**Task data**
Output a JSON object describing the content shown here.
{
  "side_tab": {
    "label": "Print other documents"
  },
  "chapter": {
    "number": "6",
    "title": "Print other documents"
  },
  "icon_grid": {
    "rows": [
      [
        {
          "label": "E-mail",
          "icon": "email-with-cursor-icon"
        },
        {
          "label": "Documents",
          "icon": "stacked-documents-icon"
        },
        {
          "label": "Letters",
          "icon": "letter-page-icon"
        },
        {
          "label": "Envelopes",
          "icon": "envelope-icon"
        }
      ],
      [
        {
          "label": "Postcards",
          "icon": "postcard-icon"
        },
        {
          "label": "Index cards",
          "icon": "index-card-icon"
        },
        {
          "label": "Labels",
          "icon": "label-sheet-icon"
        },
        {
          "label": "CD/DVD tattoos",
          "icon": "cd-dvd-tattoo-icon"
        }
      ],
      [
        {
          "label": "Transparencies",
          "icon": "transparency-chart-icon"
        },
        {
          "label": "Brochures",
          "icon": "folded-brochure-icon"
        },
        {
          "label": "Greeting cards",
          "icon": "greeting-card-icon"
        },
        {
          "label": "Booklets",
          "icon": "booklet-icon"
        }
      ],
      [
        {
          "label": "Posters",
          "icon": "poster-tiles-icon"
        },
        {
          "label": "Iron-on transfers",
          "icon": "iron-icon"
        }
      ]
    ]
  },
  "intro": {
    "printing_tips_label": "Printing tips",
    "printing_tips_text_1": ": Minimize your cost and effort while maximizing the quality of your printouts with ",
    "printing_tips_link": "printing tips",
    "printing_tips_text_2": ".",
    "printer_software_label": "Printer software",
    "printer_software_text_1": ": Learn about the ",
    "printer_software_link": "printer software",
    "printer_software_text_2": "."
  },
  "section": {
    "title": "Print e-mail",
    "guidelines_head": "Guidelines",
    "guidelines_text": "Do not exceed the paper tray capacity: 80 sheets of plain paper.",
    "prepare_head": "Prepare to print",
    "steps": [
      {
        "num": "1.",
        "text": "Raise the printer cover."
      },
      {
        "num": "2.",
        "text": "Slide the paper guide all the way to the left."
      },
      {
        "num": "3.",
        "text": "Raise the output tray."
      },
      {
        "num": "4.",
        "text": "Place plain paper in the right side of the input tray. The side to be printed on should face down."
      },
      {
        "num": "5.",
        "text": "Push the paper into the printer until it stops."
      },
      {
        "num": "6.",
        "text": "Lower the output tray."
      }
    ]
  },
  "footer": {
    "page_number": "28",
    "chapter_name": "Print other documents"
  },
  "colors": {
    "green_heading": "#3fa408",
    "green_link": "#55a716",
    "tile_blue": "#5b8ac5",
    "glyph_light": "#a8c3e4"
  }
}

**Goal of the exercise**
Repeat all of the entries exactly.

**Response to this task**
Output a JSON object describing the content shown here.
{
  "side_tab": {
    "label": "Print other documents"
  },
  "chapter": {
    "number": "6",
    "title": "Print other documents"
  },
  "icon_grid": {
    "rows": [
      [
        {
          "label": "E-mail",
          "icon": "email-with-cursor-icon"
        },
        {
          "label": "Documents",
          "icon": "stacked-documents-icon"
        },
        {
          "label": "Letters",
          "icon": "letter-page-icon"
        },
        {
          "label": "Envelopes",
          "icon": "envelope-icon"
        }
      ],
      [
        {
          "label": "Postcards",
          "icon": "postcard-icon"
        },
        {
          "label": "Index cards",
          "icon": "index-card-icon"
        },
        {
          "label": "Labels",
          "icon": "label-sheet-icon"
        },
        {
          "label": "CD/DVD tattoos",
          "icon": "cd-dvd-tattoo-icon"
        }
      ],
      [
        {
          "label": "Transparencies",
          "icon": "transparency-chart-icon"
        },
        {
          "label": "Brochures",
          "icon": "folded-brochure-icon"
        },
        {
          "label": "Greeting cards",
          "icon": "greeting-card-icon"
        },
        {
          "label": "Booklets",
          "icon": "booklet-icon"
        }
      ],
      [
        {
          "label": "Posters",
          "icon": "poster-tiles-icon"
        },
        {
          "label": "Iron-on transfers",
          "icon": "iron-icon"
        }
      ]
    ]
  },
  "intro": {
    "printing_tips_label": "Printing tips",
    "printing_tips_text_1": ": Minimize your cost and effort while maximizing the quality of your printouts with ",
    "printing_tips_link": "printing tips",
    "printing_tips_text_2": ".",
    "printer_software_label": "Printer software",
    "printer_software_text_1": ": Learn about the ",
    "printer_software_link": "printer software",
    "printer_software_text_2": "."
  },
  "section": {
    "title": "Print e-mail",
    "guidelines_head": "Guidelines",
    "guidelines_text": "Do not exceed the paper tray capacity: 80 sheets of plain paper.",
    "prepare_head": "Prepare to print",
    "steps": [
      {
        "num": "1.",
        "text": "Raise the printer cover."
      },
      {
        "num": "2.",
        "text": "Slide the paper guide all the way to the left."
      },
      {
        "num": "3.",
        "text": "Raise the output tray."
      },
      {
        "num": "4.",
        "text": "Place plain paper in the right side of the input tray. The side to be printed on should face down."
      },
      {
        "num": "5.",
        "text": "Push the paper into the printer until it stops."
      },
      {
        "num": "6.",
        "text": "Lower the output tray."
      }
    ]
  },
  "footer": {
    "page_number": "28",
    "chapter_name": "Print other documents"
  },
  "colors": {
    "green_heading": "#3fa408",
    "green_link": "#55a716",
    "tile_blue": "#5b8ac5",
    "glyph_light": "#a8c3e4"
  }
}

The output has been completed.